§ Data records
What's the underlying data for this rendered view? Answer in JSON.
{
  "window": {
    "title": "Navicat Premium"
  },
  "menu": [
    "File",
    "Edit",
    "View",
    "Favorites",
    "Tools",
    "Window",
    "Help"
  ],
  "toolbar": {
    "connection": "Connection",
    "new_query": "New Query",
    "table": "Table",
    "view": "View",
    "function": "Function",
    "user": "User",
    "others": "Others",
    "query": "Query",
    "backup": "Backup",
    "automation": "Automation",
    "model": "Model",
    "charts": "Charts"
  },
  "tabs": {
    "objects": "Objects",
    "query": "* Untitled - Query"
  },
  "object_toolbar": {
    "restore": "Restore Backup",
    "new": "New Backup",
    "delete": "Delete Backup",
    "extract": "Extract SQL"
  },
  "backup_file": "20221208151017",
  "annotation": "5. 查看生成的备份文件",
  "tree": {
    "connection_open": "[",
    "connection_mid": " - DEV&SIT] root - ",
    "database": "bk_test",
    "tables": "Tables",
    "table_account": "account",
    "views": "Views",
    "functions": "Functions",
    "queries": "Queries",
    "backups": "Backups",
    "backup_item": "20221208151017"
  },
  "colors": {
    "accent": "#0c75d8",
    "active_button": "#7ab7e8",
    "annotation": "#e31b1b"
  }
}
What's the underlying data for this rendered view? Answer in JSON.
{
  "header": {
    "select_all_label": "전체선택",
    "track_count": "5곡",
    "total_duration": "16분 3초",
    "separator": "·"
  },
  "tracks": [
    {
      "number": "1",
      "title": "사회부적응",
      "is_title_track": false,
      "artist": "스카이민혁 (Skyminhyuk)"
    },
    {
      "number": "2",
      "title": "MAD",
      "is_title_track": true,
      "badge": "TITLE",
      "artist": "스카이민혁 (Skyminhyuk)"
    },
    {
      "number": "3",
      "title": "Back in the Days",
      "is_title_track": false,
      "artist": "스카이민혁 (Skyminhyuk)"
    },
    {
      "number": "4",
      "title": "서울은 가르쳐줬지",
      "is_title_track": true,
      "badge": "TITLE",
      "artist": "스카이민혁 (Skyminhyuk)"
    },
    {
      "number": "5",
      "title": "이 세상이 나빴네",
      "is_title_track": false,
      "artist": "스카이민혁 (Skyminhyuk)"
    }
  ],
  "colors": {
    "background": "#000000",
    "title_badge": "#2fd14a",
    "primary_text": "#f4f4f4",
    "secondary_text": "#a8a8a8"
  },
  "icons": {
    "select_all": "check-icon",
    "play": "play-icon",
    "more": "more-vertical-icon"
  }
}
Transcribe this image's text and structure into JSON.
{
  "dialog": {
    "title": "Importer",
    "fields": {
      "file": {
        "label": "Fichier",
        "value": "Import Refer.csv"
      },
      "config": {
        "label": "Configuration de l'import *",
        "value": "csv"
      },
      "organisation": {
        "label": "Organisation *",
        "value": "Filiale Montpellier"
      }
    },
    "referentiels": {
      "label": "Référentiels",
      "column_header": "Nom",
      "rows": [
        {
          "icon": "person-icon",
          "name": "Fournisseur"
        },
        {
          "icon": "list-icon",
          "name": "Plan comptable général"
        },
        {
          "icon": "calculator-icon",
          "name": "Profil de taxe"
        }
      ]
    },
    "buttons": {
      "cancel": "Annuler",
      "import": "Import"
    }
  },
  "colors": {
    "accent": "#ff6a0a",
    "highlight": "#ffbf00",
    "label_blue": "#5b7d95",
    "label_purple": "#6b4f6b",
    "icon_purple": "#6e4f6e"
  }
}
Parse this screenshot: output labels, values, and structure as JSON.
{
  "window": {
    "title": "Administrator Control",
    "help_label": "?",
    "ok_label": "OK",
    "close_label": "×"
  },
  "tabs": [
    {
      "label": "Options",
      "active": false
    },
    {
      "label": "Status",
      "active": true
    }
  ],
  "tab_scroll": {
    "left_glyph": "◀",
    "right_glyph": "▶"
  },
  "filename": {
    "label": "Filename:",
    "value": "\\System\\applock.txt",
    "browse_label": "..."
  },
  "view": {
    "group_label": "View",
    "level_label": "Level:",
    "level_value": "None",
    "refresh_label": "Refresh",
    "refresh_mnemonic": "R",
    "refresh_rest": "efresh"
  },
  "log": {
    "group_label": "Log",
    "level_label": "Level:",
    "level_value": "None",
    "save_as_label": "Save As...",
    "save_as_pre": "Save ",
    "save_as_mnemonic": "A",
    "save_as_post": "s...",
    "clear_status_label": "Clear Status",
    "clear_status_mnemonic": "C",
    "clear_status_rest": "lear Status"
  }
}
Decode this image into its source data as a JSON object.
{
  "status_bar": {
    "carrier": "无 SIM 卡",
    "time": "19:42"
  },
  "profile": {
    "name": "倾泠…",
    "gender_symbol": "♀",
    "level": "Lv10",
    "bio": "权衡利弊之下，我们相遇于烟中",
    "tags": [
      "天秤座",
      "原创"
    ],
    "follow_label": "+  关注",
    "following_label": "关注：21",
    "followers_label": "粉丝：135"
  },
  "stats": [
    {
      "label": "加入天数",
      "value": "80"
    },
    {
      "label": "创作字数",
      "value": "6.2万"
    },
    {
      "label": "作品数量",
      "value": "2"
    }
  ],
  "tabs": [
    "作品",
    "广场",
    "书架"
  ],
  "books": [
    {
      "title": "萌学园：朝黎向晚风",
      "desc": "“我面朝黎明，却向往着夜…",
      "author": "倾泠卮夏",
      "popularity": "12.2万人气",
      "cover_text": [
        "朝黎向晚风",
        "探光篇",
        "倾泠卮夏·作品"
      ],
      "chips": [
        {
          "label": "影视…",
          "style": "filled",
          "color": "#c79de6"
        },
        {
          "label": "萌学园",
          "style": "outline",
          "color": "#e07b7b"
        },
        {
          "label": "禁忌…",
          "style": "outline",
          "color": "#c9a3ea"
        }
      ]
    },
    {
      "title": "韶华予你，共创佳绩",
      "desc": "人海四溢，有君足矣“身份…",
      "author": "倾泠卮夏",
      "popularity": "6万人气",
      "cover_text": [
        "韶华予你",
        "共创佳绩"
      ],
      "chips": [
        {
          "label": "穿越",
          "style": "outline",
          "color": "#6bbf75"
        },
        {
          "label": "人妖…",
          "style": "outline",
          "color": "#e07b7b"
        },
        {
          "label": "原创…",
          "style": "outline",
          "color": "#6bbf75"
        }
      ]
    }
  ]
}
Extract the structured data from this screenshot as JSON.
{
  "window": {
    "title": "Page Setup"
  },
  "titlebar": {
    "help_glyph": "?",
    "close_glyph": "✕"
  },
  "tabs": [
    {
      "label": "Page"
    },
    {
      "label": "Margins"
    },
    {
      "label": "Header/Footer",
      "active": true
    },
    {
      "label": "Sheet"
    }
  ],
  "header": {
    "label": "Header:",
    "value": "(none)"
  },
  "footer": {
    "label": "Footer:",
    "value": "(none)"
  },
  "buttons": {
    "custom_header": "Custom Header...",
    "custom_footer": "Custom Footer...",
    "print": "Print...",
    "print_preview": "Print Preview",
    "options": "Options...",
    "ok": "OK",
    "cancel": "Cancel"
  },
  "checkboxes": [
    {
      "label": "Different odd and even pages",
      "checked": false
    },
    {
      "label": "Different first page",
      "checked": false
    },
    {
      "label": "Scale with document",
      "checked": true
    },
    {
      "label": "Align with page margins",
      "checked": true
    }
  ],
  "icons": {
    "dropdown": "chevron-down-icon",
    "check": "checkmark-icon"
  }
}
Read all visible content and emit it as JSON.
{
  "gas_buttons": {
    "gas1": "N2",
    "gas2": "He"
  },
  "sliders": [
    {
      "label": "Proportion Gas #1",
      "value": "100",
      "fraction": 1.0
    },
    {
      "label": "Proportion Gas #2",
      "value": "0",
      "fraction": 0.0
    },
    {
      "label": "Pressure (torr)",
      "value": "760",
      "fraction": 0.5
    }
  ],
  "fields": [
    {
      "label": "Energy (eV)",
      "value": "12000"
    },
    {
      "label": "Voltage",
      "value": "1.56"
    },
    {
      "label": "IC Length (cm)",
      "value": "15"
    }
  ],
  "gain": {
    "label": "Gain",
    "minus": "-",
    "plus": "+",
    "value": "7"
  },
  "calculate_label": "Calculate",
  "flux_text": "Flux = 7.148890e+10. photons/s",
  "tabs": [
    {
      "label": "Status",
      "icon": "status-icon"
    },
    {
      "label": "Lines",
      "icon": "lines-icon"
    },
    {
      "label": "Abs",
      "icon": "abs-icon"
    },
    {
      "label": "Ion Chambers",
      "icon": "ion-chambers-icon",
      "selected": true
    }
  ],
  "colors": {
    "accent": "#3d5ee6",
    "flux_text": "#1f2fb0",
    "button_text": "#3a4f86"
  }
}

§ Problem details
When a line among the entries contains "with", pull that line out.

§ Solution
      "label": "Scale with document",
      "label": "Align with page margins",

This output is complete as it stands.